Prayer: Teach me not to question your word and ways O Lord. Teach me to submit to your word.
A very good friend reminded me one day that in the shadow of our greatest strength lays our greatest weakness. Sadly few of us ever really get to grips with what lays in the shadows of our strengths. However Jesus couldn’t have Peter as the leader of the early church without doing just that, exposing what lay in the shadows. The Lord had set this time for him to face the truth about himself. Jesus wanted to confront him with the reality of his own pride and self-endeavor.
You see, if Peter were to lay down his life that night as he said to Jesus he would this would be an act of selfish martyrdom rather than an act of obedience to the Fathers will. But in fact he is not really able to lay down his life for Jesus at this point. Despite his own estimate of his devotion, his love is still too selfish. The Lord will bring him to a new stage of maturation after the resurrection, though even then there is evidence that yet further maturation is needed.
Repentance was his only way forward and that involved Jesus revealing the truth about the condition of his heart. He was saved by Christ prayer and his prophetic word. Jesus saves Peter but not just from his sin but from himself. That is the nature of salvation.
Prayer; Show me the truth, reveal the true condition of my heart and in so Lord save me from myself.

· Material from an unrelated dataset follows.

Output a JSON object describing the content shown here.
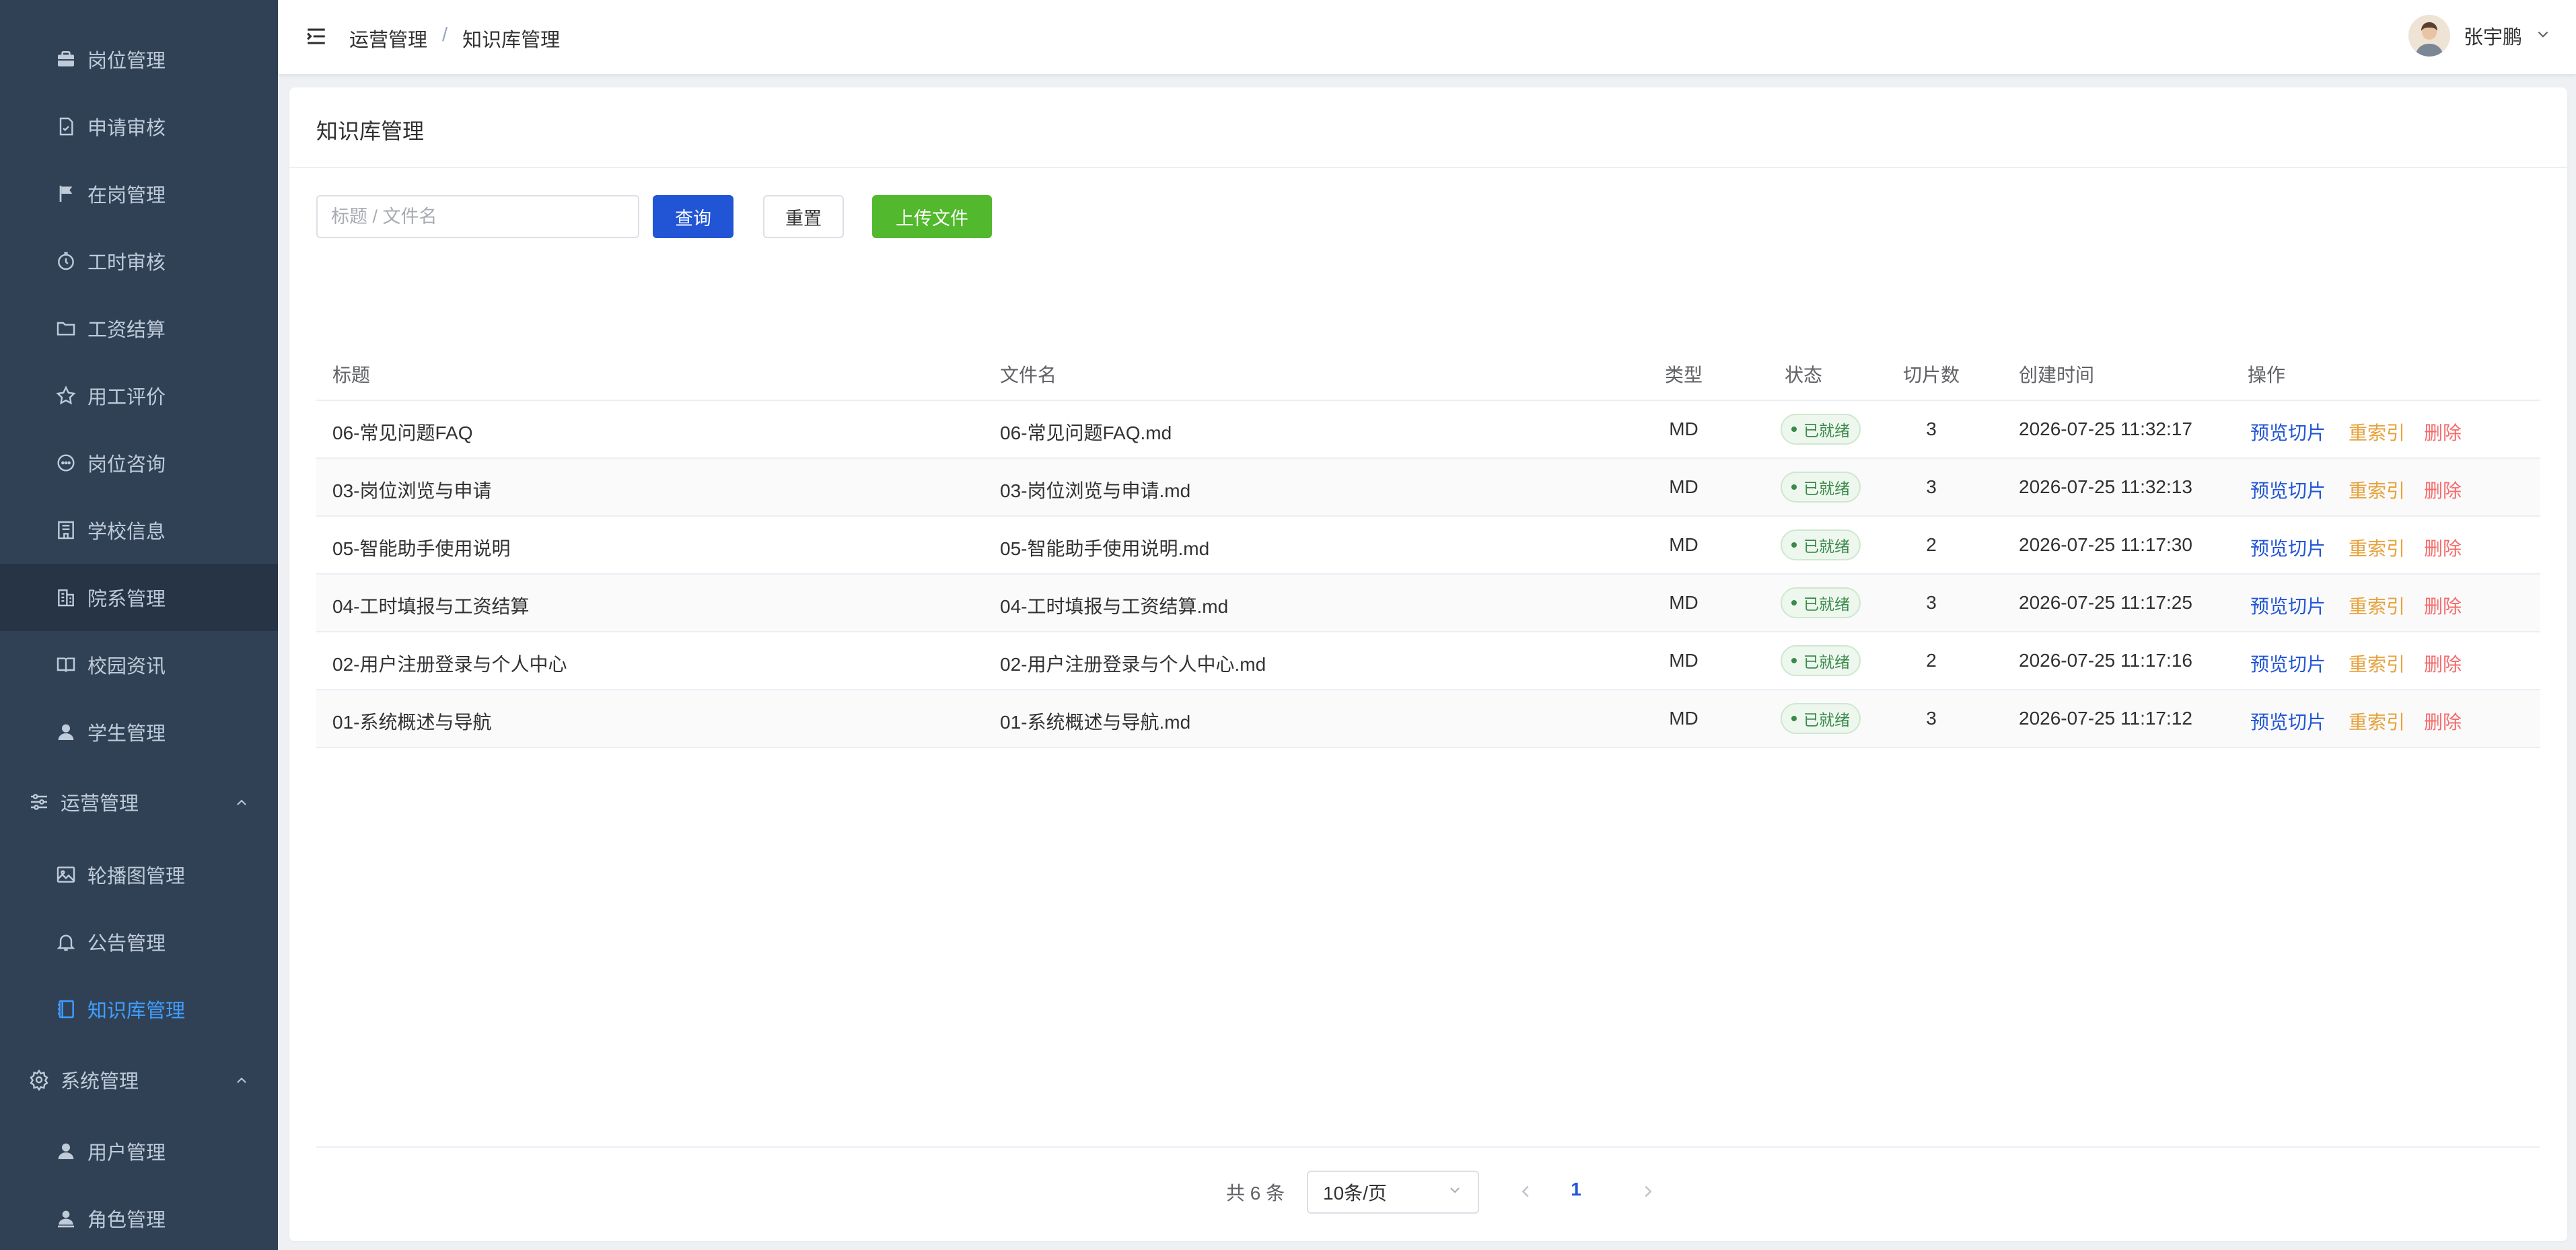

In my experience, often in Christian circles, other than in connection with the initial profession of faith or when dealing with specific sins, the word repentance carries negative connotations. In prayer meetings where I have talked about repenting for our hardness of heart it goes quite, many see it as negative and inward looking. Others advocate that instead we should move on to reaching the lost, healing or claiming our rights as believers. Of course it’s not either or, it’s both and!
What I am fascinated by in this account of Jesus and Peter’s conversation is His calling Peter to repent and return! Well surely he hasn’t gone away, so how can he return? He’s been with Jesus for three years surely he’s repented already, he is, after all, one of the twelve apostles. I am sure he had repented to become one of the twelve, I am equally sure he was close to Jesus, but Jesus seems to have had a deeper work in mind. He could see the need for a more profound level of repentance to take place in Peter’s heart and life. Yes he’d been close but not close enough. Jesus prophetic declaration of his denial foretold of a separation, a leaving that would enable a revelation of the truth. In fact beneath his protestations about loyalty and faithfulness the truth was, that he was already in denial, he just didn’t know it. When the alarm bell rings or should I say the cock crows, he sees it leads him to a deep level of repentance and remorse.
Repentance and returning must be a regular part of our walk with Christ. There are things that he wants to deal with that will enable us to be ready for the mission for which he has called each of us.
Prayer; Thanks you for the great news that you want me to know you more intimately. Teach me how to repent and return.